But the state Department of Public Service says it still has concerns about large-scale wind development.
Officials say they are withholding final judgment on the Northeast Kingdom project until they evaluate the power supply deal the developer offers.
VPR’s John Dillon reports:
(Dillon) Last summer, the Department of Public Service came out against a wind project planned for the towns of Sheffield and Sutton.
The company, UPC Wind, wanted to erect 26 turbines. And the state said a project of that scale could harm the orderly development of the region.
But UPC has since eliminated 10 turbines from its proposal. And the state has substantially softened its criticism.
David O’Brien is commissioner of the Public Service.
(O’Brien) “There are some details and some significant details that have to be worked out. But at the end of the day, we could not simply oppose the project based on the body of evidence that we were working from.”
(Dillon) The Public Service Board will ultimately decide if UPC gets approval. The Department of Public Service represents ratepayers in the case.
(Obrien) “This project was dramatically altered by the petitioner, changing the scope and the impact and certainly the scale of the project, both in terms of aesthetics and other considerations. And perhaps this is something that when the evidence is before the board they would approve it, perhaps not.”
(Dillon) The state’s change of mind was good news for UPC wind. Spokesman Erik Filkhorn says the developers tried to adjust the project to reflect the concerns of local residents.
(Filkhorn) “I think there’s been a lot of doubt out there in the process.
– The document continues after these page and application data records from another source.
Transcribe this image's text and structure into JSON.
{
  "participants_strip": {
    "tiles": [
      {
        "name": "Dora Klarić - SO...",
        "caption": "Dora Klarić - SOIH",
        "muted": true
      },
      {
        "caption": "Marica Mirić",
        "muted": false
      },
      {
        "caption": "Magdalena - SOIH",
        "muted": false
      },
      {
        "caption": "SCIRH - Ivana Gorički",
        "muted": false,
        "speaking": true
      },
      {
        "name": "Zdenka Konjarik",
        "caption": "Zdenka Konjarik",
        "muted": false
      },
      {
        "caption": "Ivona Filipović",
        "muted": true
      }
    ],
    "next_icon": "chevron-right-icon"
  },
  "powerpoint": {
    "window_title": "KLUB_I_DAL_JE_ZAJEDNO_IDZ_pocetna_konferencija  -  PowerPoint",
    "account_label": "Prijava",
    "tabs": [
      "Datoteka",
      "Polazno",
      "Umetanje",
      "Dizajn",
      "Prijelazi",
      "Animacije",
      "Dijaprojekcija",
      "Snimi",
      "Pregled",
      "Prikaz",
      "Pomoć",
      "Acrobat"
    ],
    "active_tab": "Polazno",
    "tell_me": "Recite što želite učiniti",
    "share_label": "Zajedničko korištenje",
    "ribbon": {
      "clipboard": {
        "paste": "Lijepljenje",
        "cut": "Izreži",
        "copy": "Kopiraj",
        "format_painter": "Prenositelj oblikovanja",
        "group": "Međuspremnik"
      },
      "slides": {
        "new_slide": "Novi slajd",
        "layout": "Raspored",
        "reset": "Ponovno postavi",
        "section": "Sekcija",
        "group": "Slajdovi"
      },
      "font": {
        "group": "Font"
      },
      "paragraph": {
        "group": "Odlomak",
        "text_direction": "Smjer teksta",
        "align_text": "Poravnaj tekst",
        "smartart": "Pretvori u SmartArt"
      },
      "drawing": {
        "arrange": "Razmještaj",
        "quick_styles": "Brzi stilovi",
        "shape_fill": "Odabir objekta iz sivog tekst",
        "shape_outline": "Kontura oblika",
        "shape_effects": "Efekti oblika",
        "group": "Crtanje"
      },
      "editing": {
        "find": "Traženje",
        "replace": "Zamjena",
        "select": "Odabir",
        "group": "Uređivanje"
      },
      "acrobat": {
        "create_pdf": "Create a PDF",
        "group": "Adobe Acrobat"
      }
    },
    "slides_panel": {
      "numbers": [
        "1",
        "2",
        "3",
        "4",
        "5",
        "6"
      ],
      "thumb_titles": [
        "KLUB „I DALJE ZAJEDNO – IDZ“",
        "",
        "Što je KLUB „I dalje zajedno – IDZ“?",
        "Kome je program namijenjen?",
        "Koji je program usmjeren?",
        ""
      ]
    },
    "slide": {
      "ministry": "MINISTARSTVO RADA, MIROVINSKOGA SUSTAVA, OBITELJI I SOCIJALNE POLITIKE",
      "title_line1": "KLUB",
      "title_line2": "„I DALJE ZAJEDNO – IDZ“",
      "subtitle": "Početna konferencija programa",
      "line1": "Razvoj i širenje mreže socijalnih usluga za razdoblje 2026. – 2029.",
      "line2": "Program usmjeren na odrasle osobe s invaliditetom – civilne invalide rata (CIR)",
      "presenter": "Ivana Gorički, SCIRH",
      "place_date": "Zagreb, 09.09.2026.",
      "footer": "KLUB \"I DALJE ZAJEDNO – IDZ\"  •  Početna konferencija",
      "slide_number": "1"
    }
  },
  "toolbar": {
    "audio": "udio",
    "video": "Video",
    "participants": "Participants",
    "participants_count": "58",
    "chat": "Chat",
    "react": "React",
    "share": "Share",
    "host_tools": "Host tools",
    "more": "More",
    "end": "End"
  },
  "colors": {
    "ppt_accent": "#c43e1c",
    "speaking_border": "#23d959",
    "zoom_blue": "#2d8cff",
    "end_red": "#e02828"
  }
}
And what the testimony indicates today is that wind is possible in Vermont.”
(Dillon) But UPC still faces some hurdles. O’Brien, the Public Service Commissioner, says he wants to see more details of how UPC will sell its power. He says he’d like to see long-term, stable power contracts with local utilities.
(Obrien) “We haven’t seen evidence yet that those sort of arrangements have been made with our utilities. From our perspective, if we’re going to see development of this sort of scale in Vermont, at an absolute minimum we need to see the benefits of that kind of power flowing to Vermont consumers.”
(Dillon) The Agency of Natural Resources also filed testimony on the project’s impacts on wildlife. Agency officials said the developer’s studies appear to show the project will not hurt migrating bats. However, the agency raised concerns about bear habitat in the area.
For Vermont Public Radio, I’m John Dillon in Montpelier.